Resuming, the Hmong Unity League delegate explained that in Myanmar, 40 per cent of the population was comprised of indigenous people. Yet, there were problems with the human rights institutions in his country. Democratization was deadlocked because Aung San Suu Kyi had been arrested. Indigenous peoples, including the Shan, were focused on their right to self-determination -– they had no rights. The current Myanmar military Government did not guarantee their rights. He asked whether a special rapporteur on human rights could visit his country, even though he would have no mandate to visit ethnic areas. He also asked the High Commissioner’s Office whether there was a mechanism to enforce human rights principles in Myanmar. He requested help in facilitating consultation with the Government regarding human rights violations. “We hungrily need protection,” he said, to a burst of applause.

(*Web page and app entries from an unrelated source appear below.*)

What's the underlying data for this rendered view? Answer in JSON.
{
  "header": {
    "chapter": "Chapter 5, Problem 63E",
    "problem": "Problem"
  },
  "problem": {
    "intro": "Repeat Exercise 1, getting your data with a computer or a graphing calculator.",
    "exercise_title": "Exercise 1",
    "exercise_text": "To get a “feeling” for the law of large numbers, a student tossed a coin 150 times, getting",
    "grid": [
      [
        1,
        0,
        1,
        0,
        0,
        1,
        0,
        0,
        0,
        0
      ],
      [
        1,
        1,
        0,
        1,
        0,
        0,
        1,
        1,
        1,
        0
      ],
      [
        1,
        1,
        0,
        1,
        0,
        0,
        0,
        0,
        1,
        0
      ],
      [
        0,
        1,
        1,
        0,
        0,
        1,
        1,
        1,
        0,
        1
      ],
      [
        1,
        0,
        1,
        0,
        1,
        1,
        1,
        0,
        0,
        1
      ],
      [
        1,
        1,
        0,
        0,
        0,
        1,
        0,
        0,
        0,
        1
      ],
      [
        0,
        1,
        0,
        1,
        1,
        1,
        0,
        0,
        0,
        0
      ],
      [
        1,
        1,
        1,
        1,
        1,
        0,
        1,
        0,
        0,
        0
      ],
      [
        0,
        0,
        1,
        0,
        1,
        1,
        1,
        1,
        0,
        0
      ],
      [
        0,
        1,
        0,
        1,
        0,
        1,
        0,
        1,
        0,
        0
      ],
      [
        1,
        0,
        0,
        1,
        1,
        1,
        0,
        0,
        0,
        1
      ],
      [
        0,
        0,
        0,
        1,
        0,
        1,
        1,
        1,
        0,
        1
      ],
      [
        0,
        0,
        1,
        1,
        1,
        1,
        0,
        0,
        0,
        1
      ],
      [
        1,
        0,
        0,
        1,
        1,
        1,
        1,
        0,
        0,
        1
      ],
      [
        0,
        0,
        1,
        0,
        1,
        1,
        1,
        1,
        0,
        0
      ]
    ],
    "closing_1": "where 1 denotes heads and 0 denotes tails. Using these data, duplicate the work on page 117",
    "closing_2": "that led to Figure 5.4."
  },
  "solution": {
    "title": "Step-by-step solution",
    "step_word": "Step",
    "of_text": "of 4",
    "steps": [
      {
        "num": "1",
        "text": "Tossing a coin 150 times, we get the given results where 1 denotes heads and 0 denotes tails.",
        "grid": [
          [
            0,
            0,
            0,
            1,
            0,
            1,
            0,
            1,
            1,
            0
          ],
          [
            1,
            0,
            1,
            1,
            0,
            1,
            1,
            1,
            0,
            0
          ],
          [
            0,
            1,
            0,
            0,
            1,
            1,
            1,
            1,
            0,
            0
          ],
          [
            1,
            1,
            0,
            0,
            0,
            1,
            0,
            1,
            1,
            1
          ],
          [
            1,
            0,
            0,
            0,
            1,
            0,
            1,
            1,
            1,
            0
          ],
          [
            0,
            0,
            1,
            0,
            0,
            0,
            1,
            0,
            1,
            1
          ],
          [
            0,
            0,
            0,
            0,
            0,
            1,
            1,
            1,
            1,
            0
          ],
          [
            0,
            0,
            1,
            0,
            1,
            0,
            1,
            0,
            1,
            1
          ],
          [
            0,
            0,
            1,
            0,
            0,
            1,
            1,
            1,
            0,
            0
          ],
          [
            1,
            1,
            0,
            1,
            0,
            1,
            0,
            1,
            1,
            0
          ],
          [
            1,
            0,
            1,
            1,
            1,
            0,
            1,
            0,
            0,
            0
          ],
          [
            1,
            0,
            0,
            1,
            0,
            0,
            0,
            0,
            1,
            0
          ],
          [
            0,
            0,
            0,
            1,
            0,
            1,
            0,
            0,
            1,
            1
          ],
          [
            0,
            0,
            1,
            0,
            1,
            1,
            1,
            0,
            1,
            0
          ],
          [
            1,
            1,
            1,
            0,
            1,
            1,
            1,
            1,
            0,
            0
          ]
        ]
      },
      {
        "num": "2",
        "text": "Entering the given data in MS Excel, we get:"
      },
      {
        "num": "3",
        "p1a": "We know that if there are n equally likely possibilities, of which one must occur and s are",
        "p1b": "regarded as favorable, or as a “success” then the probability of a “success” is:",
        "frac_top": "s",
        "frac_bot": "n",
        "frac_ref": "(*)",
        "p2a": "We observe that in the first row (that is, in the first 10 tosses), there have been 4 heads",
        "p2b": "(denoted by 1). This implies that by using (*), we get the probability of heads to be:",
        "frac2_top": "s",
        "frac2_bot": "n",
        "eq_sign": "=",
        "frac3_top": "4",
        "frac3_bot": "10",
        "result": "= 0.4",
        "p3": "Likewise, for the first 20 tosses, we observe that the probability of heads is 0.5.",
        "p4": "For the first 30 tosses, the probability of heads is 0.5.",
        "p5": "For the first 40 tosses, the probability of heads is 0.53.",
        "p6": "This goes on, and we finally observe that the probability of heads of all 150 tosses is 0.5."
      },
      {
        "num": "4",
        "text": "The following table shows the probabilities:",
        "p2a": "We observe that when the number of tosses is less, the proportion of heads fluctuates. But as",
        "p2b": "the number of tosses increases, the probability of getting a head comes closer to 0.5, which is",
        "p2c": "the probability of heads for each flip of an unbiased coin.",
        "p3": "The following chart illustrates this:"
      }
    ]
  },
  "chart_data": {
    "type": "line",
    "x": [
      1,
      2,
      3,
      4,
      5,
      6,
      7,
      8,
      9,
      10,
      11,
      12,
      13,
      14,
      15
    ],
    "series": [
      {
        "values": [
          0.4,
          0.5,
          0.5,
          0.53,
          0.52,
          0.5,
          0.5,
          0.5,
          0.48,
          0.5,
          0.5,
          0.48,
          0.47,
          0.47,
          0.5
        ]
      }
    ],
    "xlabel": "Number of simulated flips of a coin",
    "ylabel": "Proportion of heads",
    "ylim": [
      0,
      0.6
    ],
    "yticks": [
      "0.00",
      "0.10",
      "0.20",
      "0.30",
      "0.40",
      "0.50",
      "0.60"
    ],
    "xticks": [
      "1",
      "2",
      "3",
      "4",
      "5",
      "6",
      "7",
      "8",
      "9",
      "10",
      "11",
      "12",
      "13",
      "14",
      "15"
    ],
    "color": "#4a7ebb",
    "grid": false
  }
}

Right of Reply
Speaking in exercise of the right of reply, the observer for Myanmar said the assertion that Myanmar’s constitution did not outline rights for indigenous peoples was different from reality. He wished to clarify that discrepancy. About 95 per cent of former indigenous armed groups -- more than 100,000 people -- were working with the Government and were part of the national political process. If the Government was indeed abusing rights, how could all those former insurgent groups participate in that process?
Mr. BALKASSM, Forum member from Morocco, asked Mr. Korkearvi if there were new developments related to the Office’s budgets and whether allocations could be channelled to the Fund. He urged that more allocations be made. In addition, the Expert Mechanism’s role was limited in terms of submitting studies.
Responding, Mr. KORKEARVI said national institutions were extremely important in addressing human rights generally and indigenous rights specifically. The High Commissioner’s Office did not have a presence in all countries in which human rights violations were taking place. It would not be able to cover all countries, at least, not in the immediate future, which made it all the more important to work with national institutions.
As for violations of housing rights, he emphasized it was an issue on which the Office had been working in partnership with UN-Habitat. Regarding extrajudicial killings, there was a Special Rapporteur on that issue who could address allegations related to the extractive industries. As for indigenous migrants, that was considered an important issue generally, and it was essential to keep the indigenous perspective in the broad picture.
In terms of enhancing recruitment opportunities within the High Commissioner’s Office, he said there was indigenous staff in the Office, but that issue merited more attention. An ILO study would be carried out on the employment obstacles for indigenous peoples. The next step would be to remove those obstacles.
* *** *For information media • not an official record